──────── Records provided

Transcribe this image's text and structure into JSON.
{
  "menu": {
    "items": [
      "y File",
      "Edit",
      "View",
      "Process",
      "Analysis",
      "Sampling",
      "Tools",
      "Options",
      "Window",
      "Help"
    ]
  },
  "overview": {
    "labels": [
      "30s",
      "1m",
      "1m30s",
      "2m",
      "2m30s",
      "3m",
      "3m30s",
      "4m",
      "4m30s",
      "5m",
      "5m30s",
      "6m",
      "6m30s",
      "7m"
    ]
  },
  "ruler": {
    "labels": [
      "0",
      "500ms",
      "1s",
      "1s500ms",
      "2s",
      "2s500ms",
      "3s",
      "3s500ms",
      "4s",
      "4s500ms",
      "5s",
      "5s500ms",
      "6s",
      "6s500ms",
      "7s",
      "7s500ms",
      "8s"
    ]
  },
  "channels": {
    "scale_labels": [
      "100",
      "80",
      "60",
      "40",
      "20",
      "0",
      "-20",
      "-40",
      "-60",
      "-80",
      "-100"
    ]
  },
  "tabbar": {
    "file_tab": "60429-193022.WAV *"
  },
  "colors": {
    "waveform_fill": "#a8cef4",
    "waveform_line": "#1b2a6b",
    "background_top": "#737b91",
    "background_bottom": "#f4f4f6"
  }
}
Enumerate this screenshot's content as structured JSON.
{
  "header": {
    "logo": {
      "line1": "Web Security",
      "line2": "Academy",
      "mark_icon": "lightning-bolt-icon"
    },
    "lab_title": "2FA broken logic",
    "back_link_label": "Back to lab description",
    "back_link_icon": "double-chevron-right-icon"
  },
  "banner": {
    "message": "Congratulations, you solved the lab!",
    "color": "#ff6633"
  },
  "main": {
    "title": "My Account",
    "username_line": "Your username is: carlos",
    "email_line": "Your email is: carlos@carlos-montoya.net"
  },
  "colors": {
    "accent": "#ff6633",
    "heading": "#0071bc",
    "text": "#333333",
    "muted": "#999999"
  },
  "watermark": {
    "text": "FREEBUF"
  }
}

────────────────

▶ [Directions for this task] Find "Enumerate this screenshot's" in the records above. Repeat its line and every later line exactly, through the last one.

▶ [Result]
Enumerate this screenshot's content as structured JSON.
{
  "header": {
    "logo": {
      "line1": "Web Security",
      "line2": "Academy",
      "mark_icon": "lightning-bolt-icon"
    },
    "lab_title": "2FA broken logic",
    "back_link_label": "Back to lab description",
    "back_link_icon": "double-chevron-right-icon"
  },
  "banner": {
    "message": "Congratulations, you solved the lab!",
    "color": "#ff6633"
  },
  "main": {
    "title": "My Account",
    "username_line": "Your username is: carlos",
    "email_line": "Your email is: carlos@carlos-montoya.net"
  },
  "colors": {
    "accent": "#ff6633",
    "heading": "#0071bc",
    "text": "#333333",
    "muted": "#999999"
  },
  "watermark": {
    "text": "FREEBUF"
  }
}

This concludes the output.